I am a packrat.
I have a hard time throwing things away. I have a great time accumulating baubles and hoo-hahs.
When it comes to moving, this is not a welcome trait. When you move, you pay by an estimate of the weight the truck will carry. I have somewhere in the neighborhood of 25-30 long boxes of comics. According to comicpriceguide.com, I have somewhere near 5,200 comics. This doesn't include my graphic novel collection. Or action figures. Or signed Noel Neill photos. Or Superman and Batman related videos. And my super cool statues, props, etc...
A lot of people are surprised we aren't planning to move into a rental place until we find a house. "Put it in storage" they keep telling me.
It's not that I can't bear to think of my comics living in Public Storage for a year or two. Rather, I'm much more concerned that if we rented, then bought a place and moved again, it would mean I would have to move all of this junk twice. That's a lot of heavy lifting without the help of the surly moving guys who we plan to hire.
Why surly? I have learned in my moves that the moving guys will hate me for moving what is essentially boxes and boxes of paper. Paper is heavy, Leaguers. Maybe not "box of lead" heavy, but it's almost water heavy. There's few things that runs a chill up my spine more than the look of desperation rolling over the face of the movers when they see my comics.
"Is that all books?"
As much as they don't want to have to lift all that weight, I don't want for them to manhandle those boxes of precious, precious comics. Or my toys. Or, you know, my amazing statues.
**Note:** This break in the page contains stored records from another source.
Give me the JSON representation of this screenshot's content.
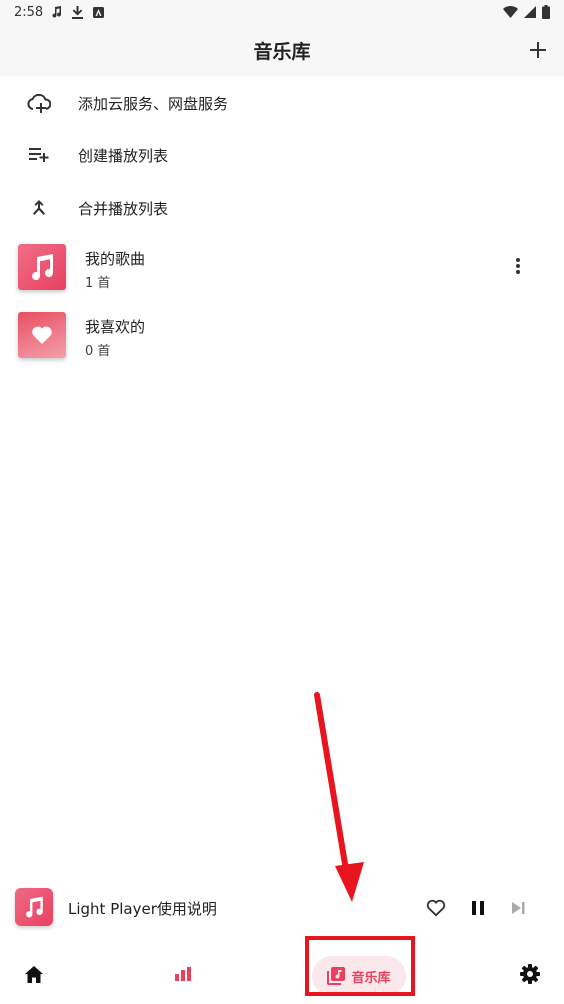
{
  "status_bar": {
    "time": "2:58",
    "notification_icons": [
      "music-note-icon",
      "download-icon",
      "app-notification-icon"
    ],
    "system_icons": [
      "wifi-icon",
      "signal-icon",
      "battery-icon"
    ]
  },
  "app_bar": {
    "title": "音乐库",
    "action_icon": "plus-icon"
  },
  "actions": [
    {
      "label": "添加云服务、网盘服务",
      "icon": "cloud-add-icon"
    },
    {
      "label": "创建播放列表",
      "icon": "playlist-add-icon"
    },
    {
      "label": "合并播放列表",
      "icon": "merge-icon"
    }
  ],
  "playlists": [
    {
      "name": "我的歌曲",
      "count": "1 首",
      "icon": "music-note-icon",
      "has_menu": true
    },
    {
      "name": "我喜欢的",
      "count": "0 首",
      "icon": "heart-icon",
      "has_menu": false
    }
  ],
  "mini_player": {
    "song_title": "Light Player使用说明",
    "controls": [
      "heart-outline-icon",
      "pause-icon",
      "skip-next-icon"
    ]
  },
  "bottom_nav": {
    "items": [
      {
        "icon": "home-icon",
        "label": ""
      },
      {
        "icon": "bar-chart-icon",
        "label": ""
      },
      {
        "icon": "library-music-icon",
        "label": "音乐库",
        "active": true
      },
      {
        "icon": "settings-icon",
        "label": ""
      }
    ]
  },
  "colors": {
    "accent": "#e8405e",
    "annotation": "#e8141e",
    "header_bg": "#f7f7f7"
  }
}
Such is the fate of the mover who takes on our house. Sure, we're not exactly moving the Library at Alexandria, but I guess most people don't intentionally keep crates of paper around. Or books.
Dear Mr. Mover,
Please love my comics, too.
We met with our final realtor last night. The bottom line is that we should have sold last Spring if we wanted to make the big bucks. Now it's going to be a game of figuring out how to still make money, but price the house low enough that it can move faster than the other houses in our neighborhood. (our neighborhood has a total of 6 models, I believe, with 2 or 3 around our same square footage). So if we were to undercut everybody else, we might move our house a lot faster. I feel okay about that as I think all we're doing is beating everyone else already on the market to an inevitable sales point. On the other hand, we might also drive down the price of every house in our neighborhood.
Well, maybe they should have thought of that before they didn't talk to us for the past four years. Screw you, neighbors!
I just want to sell and go. Is that so wrong?
My boss posted my position yesterday. I was curious as to how the job would read, and while I would have flip-flopped the order of the responsibilities listed, I thought they came up with a surprisingly accurate description of what I do. Sort of. They didn't include the "Shadow Puppet Theatre" I like to do when the projector is turned on in the conference room.
The description also does not include that in April I was named the Assistant Fire Chief for my office. No, really. If our Admin Assistant is somehow unable to perform her Fire Chief duties, I am next on tap to usher my co-workers out of the building. Who shall convince the Director to get off the phone when the alarm goes off if not I? Because that happened back in February during an actual fire. Guy wouldn't get off the phone and there were flames in the elevator shaft. That, Leaguers, is dedication.
Jim D. has suggested I write a novel or meoir or something regarding the move. I have mixed feelings on this as I sincerely hope that nothing exciting enough to warrant a novel will happen during my move. Is it too much to hope for a smooth transition?